Luk Keng is well-known for its natural scenery and wildlife, which is a contrast to Hong Kong's modernised culture. Parts of Luk Keng are surrounded by tropical rainforests. Rare animals such as the Nannophya pygmaea and Black-faced Spoonbill have been sighted in Luk Keng, as well as monkeys. Waterfalls are present in Luk Keng.
In the 1950s and 1960s, many villagers left for the UK and other parts of the world. This was to an extent affected by the immigration policy of the UK at the time. There being little work to do in the village but plenty of money to be made elsewhere. The 1960s was also a time of riots and disruption in Hong Kong. Furthermore, many people feared the return of Hong Kong in 1997, so many people sent their children abroad, as they knew all about the Cultural Revolution and other happenings in the PRC just across the border.

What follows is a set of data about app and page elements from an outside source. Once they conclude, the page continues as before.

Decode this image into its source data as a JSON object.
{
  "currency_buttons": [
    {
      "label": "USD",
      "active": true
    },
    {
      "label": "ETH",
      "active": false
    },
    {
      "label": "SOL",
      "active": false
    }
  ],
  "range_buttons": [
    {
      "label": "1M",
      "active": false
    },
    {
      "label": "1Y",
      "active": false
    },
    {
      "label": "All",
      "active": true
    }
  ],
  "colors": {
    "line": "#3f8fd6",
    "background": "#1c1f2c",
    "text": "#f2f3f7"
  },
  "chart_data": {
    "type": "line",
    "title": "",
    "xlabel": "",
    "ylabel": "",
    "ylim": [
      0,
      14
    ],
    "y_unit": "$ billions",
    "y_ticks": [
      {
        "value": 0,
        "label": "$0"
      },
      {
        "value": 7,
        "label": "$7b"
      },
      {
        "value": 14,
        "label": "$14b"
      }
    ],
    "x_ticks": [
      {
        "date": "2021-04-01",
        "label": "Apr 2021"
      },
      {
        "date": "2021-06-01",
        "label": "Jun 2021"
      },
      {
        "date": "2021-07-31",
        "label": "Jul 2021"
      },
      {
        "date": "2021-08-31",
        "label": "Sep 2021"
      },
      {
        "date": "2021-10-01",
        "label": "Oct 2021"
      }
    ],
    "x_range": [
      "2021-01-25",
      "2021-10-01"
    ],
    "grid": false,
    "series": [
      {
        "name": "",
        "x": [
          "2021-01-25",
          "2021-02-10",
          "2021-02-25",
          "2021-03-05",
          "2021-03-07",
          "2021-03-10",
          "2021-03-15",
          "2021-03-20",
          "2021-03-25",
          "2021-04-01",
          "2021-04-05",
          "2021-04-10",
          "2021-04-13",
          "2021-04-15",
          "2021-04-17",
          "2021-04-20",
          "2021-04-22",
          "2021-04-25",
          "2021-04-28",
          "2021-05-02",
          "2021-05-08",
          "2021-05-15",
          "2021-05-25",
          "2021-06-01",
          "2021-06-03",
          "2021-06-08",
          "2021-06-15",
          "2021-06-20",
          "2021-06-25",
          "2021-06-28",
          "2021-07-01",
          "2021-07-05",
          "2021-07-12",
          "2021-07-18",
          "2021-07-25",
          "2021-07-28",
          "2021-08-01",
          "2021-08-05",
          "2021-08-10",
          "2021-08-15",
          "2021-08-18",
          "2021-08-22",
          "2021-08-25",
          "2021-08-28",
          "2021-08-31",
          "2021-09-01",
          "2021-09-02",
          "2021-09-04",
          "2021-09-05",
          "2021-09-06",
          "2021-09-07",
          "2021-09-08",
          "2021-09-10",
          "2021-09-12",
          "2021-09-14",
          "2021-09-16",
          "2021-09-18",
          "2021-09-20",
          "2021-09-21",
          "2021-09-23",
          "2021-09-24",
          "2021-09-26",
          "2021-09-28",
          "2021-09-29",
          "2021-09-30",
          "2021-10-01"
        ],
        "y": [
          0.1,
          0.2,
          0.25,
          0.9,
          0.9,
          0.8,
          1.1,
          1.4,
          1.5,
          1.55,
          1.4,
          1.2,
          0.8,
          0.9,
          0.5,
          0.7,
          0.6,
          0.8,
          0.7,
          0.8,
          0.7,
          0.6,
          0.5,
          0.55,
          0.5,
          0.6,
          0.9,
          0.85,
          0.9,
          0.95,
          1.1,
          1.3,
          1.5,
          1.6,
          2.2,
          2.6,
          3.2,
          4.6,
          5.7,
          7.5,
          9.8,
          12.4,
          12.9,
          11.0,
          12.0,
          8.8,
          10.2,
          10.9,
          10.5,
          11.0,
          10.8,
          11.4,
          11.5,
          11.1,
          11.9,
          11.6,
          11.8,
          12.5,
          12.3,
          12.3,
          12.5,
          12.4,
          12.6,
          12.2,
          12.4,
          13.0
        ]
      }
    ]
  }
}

So far, little development has taken place in Luk Keng, mainly because government had zoned the area mainly as agricultural and conservation. This is despite that most of the land is owned by the villagers. As a result, many villagers are very dissatisfied in that they are not allowed to develop and thus no houses can be built by which returning villagers can stay. Some other opinions are that government has chosen the villagers' land to be maintained as a green area for the rest of Hong Kong, yet the government is not buying the land. If the government wanted to keep it for environmental reasons then it should buy up the land from the villagers and use it as a public park.
Transportation[phiên-siá | Kói ngièn-sṳ́-mâ]
See also[phiên-siá | Kói ngièn-sṳ́-mâ]